The CPU logic in the new chips is based on the old 32nm Phenom II design. While they deliver slightly better performance AMD has removed the L3 cache, and cut clock speeds: while the Phenom II 970 runs at 3.7GHz, but the A6-3650 strolls along at 2.6GHz. Even the flagship A8-3850 only hits 2.9GHz. And there’s no Turbo Core on these models to push frequencies higher: lesser models will offer dynamic overclocking, but won’t go faster than this.
This gives the A-Series only middling CPU power. In our Real World Benchmarks the A8-3850, with 4GB of RAM, achieved 0.67 overall – well below Intel’s Core i3-2100, which scored 0.79. The mid-range A6-3650 managed 0.64, a score on par with a low-end dual-core Athlon II.
That doesn’t mean A-Series processors feel sluggish. Both chips achieved their best scores in our Responsiveness test, hitting 0.75 and 0.73 respectively. But multitasking scores of 0.59 and 0.56 were disappointing for quad-core processors. If you want an AMD chip to match the Core i7, you’ll have to wait for the Bulldozer architecture, due later this year.
The A-Series uses a 905-pin FM1 socket: you can’t drop a Fusion chip into an older motherboard, but you can use an old heatsink
Happily, desktop performance is only half of the story. Inside every A-Series processor you’ll also find a DirectX 11 Radeon GPU. A6 processors enjoy 320 shaders running at 443MHz, while A8 models bump this up to 400 shaders at 600MHz.
This is an impressive amount of GPU power. The A6-3650 romped through our Low-quality Crysis test at an average of 53fps at 1366 x 768, and kept up a playable 31fps at 1080p. The A8-3850 nudged up to 55fps and 34fps. Even at Medium detail, the game remained playable at 1366 x 768, with the A8 averaging 34fps and the A6 hitting 30fps.
These scores are the best we’ve seen from an on-chip GPU. Intel’s Core i5-2500K processor, managed only 38fps at 1366 x 768 with Low detail, plummeting to 13fps at Medium detail.
The A-Series’ GPU shines in gaming but the main focus of its design is on OpenCL performance. The steadyvideo smoothing technology included in drivers is one example, as are Chrome, Firefox and Internet Explorer, which all support GPU acceleration.
The A-Series certainly isn’t a me-too rival to Sandy Bridge. Intel’s chips deliver stunning desktop performance but only lightweight 3D graphics; the AMD chips offer a distinctly different balance.
Whether it’s a better balance is a subjective question. If your priority is CPU performance, an Intel processor is a better buy. And, although the A-Series’ graphical performance is impressive, 3D-gaming enthusiasts will still get more detail and higher resolutions from a system with a standalone graphics card.

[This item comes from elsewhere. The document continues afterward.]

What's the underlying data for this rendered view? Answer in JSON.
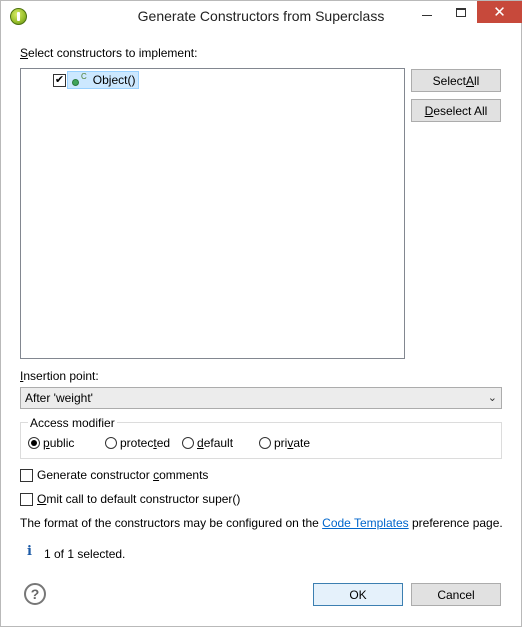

But if you’re looking for an all-rounder, an A-Series chip could be just the thing. Although desktop performance isn’t stellar, it’s fine for everyday use, and when it comes to games even the latest titles are perfectly playable.
At the moment the A8-3850 is the only APU available at retail, although the A6 should arrive soon. As for which one to pick, unless the A6 comes in significantly cheaper, the A8 is our favoured model.
The CPU performance won’t match Intel's Sandy Bridge, but AMD's impressive GPU in the new A-Series Llano chip compensates. Here's our review.